3 December 2015
Paris, France

Helen Darbishire, Executive Director of Access Info Europe,  participated in a three-hour hearing of the Parliamentary Assembly of the Council of Europe today in Paris to discuss the role of access to information and investigative journalism in the fight against corruption.

» Strengthen access to information laws

In her presentation Helen Darbishire focused on the need to strengthen access to information laws, noting that while 42/47 Council of Europe countries do have such laws, many are very weak. She singled out the need for law reform in Austria, Italy and Greece, and noted that Cyprus and Luxembourg are still without this essential anti-corruption tool.

One specific recommendation was that all countries in the Council of Europe region sign and ratify the Convention on Access to Official Documents, ensuring that their laws are in line with this international standard. This would mean, for example, that France and Germany should ensure that all exceptions to the right are subject to a public interest test

» Open up Company Registers

Darbishire also pointed to the need to open up Company Registers. She presented research from Access Info and the Organised Crime and Corruption Reporting Project that has found that across Europe only the UK and Danish Company Registers are available free of charge, whereas prices range from around €75,000 in the Netherlands to around €250,000 in Estonia. More on Access Info’s research can be found here.

As EU countries transpose the 4th Anti Money Laundering Directive it will be essential that they provide for public access to  beneficial ownership information. She gave the example of a recent scandal in Moldova where journalists investigating a huge €1 billion money laundering scandal were unable to trace the owners of a UK-registered company because the beneficial owners are hidden behind other companies registered in the Seychelles. Parliamentarians can play an important role during the transposition of the EU Directive by defending public access to beneficial ownership data.

» Parliamentary Questions

When asked to address how parliamentarians can help journalists and civil society in the fight against corruption, Darbishire pointed to the possibility of using parliamentary questions to obtain information that has been refused under access to information laws or is only otherwise available by leaks. An example of this came from Spain where a parliamentarian asked for and obtained access to a report on implementation of the UN Convention against Corruption after the government had refused to provide it following a request for information.

» Parliaments Leading by Example

Parliaments can also lead by example on transparency matters. Darbishire presented the recent case of journalists from the 28 EU countries taking the European Parliament to court over the refusal to provide details on the expenses of MEPs. Responding to a question from a Germany parliamentarian, she noted that the German parliament is not under the FOI law and this is something that should be changed to bring the German law into line with recognition by the UN and European Court of Human Rights of a fundamental right of access to information.

» Independent Oversight Bodies

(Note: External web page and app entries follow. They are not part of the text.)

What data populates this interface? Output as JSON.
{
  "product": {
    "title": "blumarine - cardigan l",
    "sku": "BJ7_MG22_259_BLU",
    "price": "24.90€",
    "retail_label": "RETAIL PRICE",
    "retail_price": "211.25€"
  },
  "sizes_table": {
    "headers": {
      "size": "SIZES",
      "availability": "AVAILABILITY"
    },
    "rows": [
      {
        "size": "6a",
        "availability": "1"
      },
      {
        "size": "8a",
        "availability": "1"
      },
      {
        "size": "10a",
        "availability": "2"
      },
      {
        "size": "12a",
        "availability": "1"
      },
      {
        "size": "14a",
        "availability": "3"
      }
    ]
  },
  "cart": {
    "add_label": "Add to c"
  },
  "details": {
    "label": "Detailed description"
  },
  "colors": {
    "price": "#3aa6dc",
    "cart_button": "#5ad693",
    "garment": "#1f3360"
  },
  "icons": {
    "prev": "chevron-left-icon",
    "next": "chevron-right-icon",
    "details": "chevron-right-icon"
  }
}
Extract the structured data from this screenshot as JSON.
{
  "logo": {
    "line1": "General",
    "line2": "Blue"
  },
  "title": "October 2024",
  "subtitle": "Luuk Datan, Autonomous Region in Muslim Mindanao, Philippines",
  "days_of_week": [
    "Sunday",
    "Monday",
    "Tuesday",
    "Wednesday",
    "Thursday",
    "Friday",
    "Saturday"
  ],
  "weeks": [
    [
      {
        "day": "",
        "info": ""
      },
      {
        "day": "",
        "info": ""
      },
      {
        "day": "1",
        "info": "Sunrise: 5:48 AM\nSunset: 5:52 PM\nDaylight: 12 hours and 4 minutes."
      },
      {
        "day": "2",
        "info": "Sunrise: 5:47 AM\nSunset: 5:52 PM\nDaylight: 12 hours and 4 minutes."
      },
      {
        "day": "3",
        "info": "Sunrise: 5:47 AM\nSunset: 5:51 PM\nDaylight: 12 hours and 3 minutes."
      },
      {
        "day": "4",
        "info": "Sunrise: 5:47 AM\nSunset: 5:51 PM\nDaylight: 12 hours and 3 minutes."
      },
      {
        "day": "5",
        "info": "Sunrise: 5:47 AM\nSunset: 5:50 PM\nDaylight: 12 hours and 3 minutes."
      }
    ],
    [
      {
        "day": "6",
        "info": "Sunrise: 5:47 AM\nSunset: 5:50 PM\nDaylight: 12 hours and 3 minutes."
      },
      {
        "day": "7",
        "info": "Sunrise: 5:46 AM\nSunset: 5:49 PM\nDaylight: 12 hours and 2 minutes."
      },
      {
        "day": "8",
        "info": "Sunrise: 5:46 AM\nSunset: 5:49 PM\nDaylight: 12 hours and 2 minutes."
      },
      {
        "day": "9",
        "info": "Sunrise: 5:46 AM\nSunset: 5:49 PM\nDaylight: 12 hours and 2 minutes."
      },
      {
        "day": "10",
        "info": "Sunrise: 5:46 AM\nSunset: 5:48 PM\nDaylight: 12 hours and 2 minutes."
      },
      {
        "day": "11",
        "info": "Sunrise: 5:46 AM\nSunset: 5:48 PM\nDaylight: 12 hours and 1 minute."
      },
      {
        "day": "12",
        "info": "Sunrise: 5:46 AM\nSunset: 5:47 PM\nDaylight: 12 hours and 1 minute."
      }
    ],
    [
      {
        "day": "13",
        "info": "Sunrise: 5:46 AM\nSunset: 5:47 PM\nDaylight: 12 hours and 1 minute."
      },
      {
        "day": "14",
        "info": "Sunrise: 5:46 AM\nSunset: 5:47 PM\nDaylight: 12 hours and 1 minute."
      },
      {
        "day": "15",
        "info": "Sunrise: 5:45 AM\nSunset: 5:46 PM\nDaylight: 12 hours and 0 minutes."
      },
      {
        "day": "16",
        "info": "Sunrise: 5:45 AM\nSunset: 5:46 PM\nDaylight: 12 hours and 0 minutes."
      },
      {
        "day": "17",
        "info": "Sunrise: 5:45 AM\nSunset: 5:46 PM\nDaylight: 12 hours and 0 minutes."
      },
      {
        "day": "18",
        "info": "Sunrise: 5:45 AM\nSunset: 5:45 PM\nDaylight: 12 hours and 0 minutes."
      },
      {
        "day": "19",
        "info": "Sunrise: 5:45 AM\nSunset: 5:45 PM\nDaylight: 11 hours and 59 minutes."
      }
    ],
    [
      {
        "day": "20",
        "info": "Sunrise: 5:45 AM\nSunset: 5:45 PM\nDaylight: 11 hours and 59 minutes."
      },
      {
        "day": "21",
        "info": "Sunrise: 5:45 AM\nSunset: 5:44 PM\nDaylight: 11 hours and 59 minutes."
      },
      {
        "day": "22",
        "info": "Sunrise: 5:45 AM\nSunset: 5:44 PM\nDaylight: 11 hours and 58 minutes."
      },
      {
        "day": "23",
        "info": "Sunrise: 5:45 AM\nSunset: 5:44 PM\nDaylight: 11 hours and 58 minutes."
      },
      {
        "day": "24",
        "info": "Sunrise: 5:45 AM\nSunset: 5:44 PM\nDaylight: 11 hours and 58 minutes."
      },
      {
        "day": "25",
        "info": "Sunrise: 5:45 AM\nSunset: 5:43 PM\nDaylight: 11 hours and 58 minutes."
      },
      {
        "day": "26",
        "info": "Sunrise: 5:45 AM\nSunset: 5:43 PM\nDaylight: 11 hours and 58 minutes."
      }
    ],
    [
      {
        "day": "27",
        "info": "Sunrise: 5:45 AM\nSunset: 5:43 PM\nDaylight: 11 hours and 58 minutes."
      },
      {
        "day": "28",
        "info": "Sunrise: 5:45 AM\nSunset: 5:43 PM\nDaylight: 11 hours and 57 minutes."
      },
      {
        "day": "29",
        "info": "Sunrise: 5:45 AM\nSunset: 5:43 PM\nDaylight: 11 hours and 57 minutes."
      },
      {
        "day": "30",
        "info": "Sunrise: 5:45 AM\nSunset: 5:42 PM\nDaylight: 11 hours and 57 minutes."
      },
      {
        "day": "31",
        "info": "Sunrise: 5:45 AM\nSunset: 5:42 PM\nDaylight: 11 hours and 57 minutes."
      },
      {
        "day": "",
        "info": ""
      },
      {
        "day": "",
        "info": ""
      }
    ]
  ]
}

Ensuring that oversight bodies such as information commissioners and anti-corruption authorities are genuinely independent, that they have a strong mandate, and that they are allocated with sufficient budgetary resources to carry out their work is something that parliamentarians can also support, noted Darbishire during the debate.

The other participants in the PACE hearing were:

Ms Margo Smit, Ombudsman at Dutch public broadcaster NOS, Journalism teacher at the State University of Groningen, Netherlands

Mr Drew Sullivan, Organized Crime and Corruption Reporting Project (OCCRP), Sarajevo

Mr Ricardo Gutierrez, General Secretary, European Federation of Journalists (EFJ), Brussels

The debate also addressed the need for an ecosystem protective of investigative journalism, which should include appropriately framed civil defamation laws, a balance between protection of privacy and freedom of expression and freedom of information, and strong protection for whistleblowers.

The event’s draft agenda is available here: file_doc

More information on this event can be found here: